"The technology piece can be hard to deal with because there's a lot of hurdles to that," said Chris Morris, communications director with Adirondack Community Trust. "Funding, getting it into the classroom, that sort of thing. (The seminar is) a way to empower teachers to take advantage of what exists and plug them into what other teachers are doing. It builds a community that's not hampered geographically."
Tupper Lake School District Superintendent Seth McGowan attended the event and said his district has found ways to purchase computers.
"We have a lot of technology, we keep it refreshed, but we do it over a three-year purchasing cycle, so that each year we get state aid back on the previous year that allows us to refresh again," McGowan said. "We do an installment purchase over the course of three or four years through our BOCES so we get aid back on it. That aid coming back virtually pays for the expense itself on all of the principal payments."
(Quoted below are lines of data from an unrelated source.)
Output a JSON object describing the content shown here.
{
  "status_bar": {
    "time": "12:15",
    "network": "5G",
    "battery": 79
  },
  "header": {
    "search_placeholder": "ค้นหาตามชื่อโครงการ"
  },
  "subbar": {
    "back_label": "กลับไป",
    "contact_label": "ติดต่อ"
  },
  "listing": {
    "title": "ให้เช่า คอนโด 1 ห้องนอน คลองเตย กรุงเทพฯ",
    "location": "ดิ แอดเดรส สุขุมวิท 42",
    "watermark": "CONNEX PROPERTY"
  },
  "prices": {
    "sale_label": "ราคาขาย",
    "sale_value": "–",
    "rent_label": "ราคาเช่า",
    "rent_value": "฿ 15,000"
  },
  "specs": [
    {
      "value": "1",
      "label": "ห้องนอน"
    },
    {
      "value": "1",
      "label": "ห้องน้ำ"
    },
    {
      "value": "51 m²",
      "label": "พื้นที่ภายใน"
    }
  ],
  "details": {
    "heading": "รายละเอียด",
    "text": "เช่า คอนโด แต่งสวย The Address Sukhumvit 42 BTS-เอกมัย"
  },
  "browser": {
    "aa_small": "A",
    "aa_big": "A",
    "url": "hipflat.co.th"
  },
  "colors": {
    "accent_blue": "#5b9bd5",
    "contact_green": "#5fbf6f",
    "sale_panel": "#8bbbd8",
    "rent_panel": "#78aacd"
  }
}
McGowan said his district now has about one computer for every four students. He said technology is a necessary part of the curriculum.
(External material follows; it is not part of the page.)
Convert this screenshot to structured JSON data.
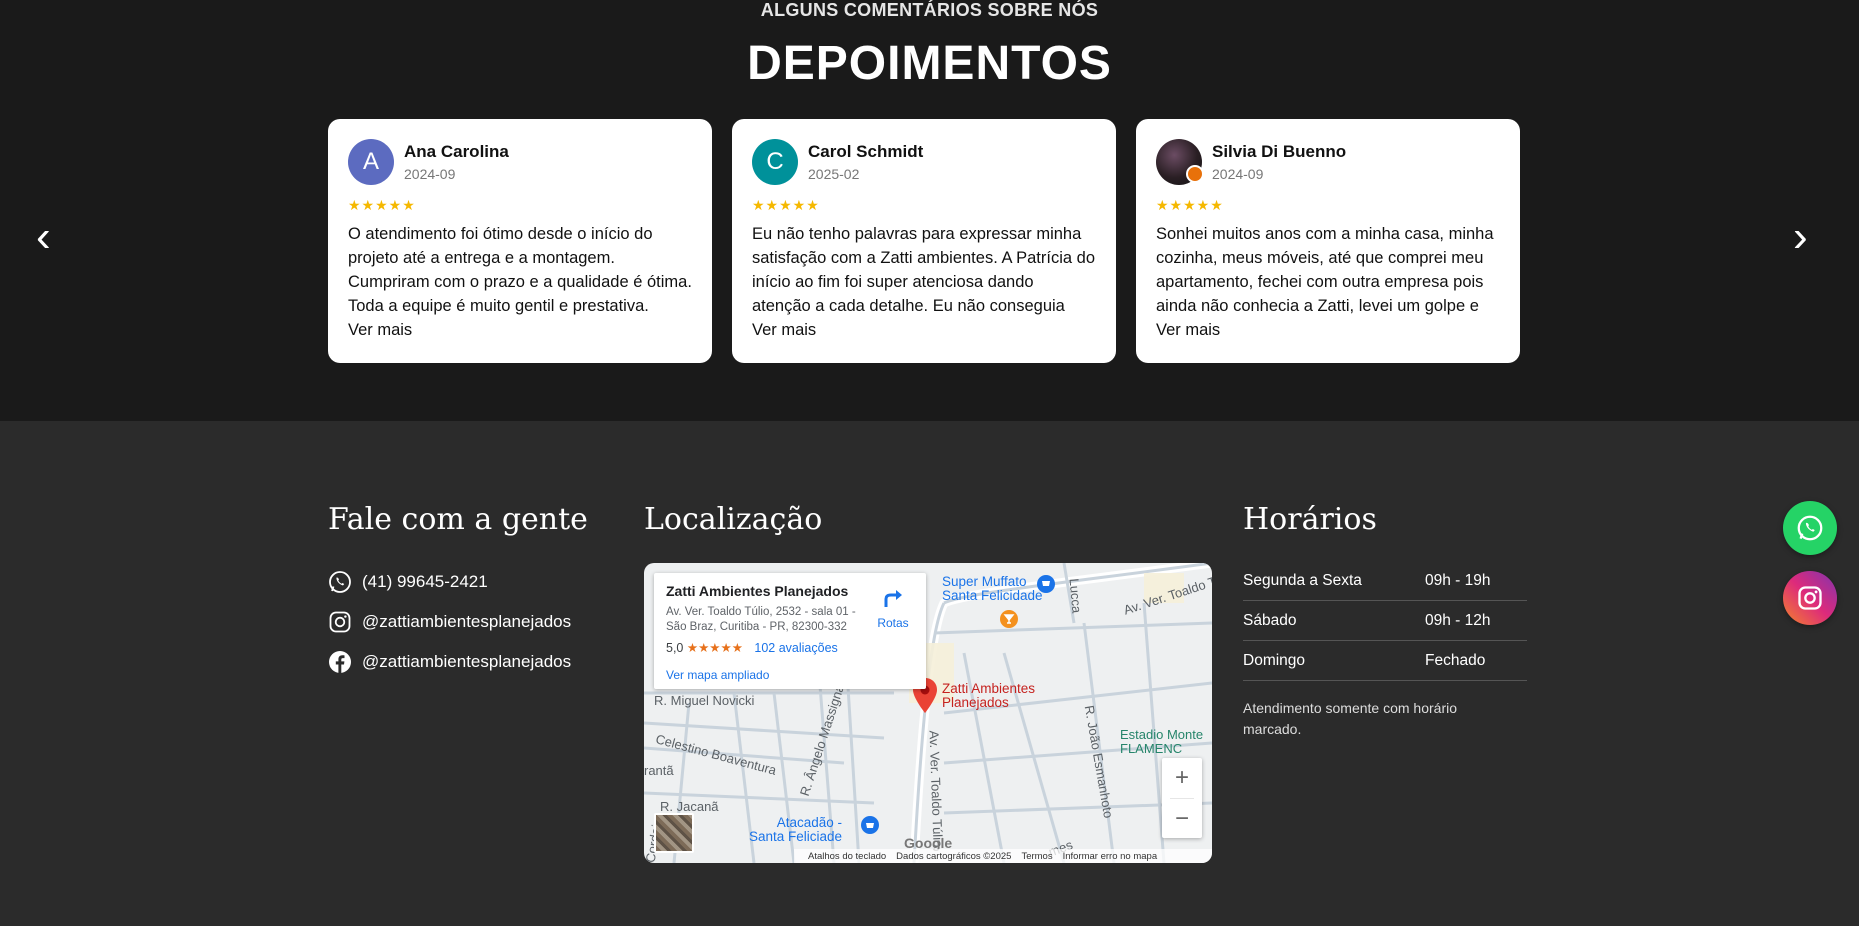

"It would be like saying we're not going to provide the kids with reading anymore," McGowan said. "Technology is not a device; it's a skill."
After November led the audience through two workshops, David Wolff, broadband committee chair of AdkAction.org, introduced a four-person panel: Olaf Carlson, a teacher at Lake Placid High School; Laura Eldred, a teacher at Keene Central School; Peter Edwards, computer coordinator at Colton-Pierrepont School; and Megan Leger, a global studies teacher at Colton-Pierrepont School.
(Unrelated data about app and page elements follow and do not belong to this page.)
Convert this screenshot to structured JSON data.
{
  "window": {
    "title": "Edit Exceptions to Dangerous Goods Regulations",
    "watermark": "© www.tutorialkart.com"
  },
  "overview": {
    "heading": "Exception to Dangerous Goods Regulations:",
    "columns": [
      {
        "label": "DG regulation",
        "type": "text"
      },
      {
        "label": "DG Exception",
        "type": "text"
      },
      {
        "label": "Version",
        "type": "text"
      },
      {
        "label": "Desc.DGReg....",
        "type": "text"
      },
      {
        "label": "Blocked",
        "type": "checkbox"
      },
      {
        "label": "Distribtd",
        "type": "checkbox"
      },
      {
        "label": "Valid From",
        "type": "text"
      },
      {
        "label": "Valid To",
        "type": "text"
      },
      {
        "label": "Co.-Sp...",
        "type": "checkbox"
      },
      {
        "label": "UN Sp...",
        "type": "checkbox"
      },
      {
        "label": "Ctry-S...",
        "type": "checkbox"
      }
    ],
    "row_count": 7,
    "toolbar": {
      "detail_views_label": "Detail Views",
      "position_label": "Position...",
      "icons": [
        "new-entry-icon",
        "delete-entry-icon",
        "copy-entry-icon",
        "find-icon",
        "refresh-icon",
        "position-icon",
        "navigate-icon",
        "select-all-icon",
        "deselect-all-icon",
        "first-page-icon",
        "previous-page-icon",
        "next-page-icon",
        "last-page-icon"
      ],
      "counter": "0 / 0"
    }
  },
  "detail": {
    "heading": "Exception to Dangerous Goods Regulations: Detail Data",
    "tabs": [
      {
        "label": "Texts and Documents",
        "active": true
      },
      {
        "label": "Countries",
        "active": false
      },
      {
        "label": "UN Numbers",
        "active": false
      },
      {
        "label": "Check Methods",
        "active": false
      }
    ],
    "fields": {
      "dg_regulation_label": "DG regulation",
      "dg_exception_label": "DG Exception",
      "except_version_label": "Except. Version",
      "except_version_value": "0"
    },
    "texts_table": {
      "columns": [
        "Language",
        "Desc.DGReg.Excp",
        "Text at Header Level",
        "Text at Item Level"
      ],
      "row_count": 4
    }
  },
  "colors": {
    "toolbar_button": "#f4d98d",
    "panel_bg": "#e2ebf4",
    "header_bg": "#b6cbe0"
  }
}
Edwards started the discussion by assuring everyone that "the main point in this is that technology isn't going away."
Panel members then discussed various challenges they faced when implementing a technology-based approach to education.
"My world is completely digital," Leger said. "Everything is Google Drive, Google oriented. You learn a new language. It's not, 'open your binders, please.' It's, 'open your laptops, and open the new document I sent to you, and make a copy of it.'"
Carlson said small steps are essential in getting students and teachers to use technology for education.
"What we're really trying to do is retrain them (the students) to use it for the educational purpose," Carlson said. "You're here to record a video; you're here to record a sound, not take pictures of your friends or do the photo booth. I specifically said to mine, 'If I see you out there taking pictures, I'm going to take points off.' I just try to keep them focused on where I want them to be."
Panel members said teachers can use a Google application called Teacher Dashboard which enables teachers to see what students are doing on their computers. If a student is spending more time on YouTube than on an assignment, the teacher can message the individual to get back on task. It also gives instructors the power to close tabs on their student's computers.
The panel agreed that getting some teachers up to speed with technology can be a challenge and added that students can help since they've grown up with the technology.
Eldred teaches home economics, health and computer applications for third- through twelfth-graders at Keene Central School. She said she hasn't used a textbook in four years.
"The school has about 160 students and about 100 computers," Eldred said. "We are trying to get one for every student."
The school provides an academic computer lab from 3 to 4 p.m. during the week, but that doesn't fit into every student's schedule.
"For students it's about talking and communicating, and telling your teachers that you're not able to get it done," Eldred said. "The teachers have to have understanding. I think we have to teach person-to-person communication skills again. They need to know that it's still important to have those skills."
Contact Shaun Kittle at 891-2600 ext. 25 or email@example.com.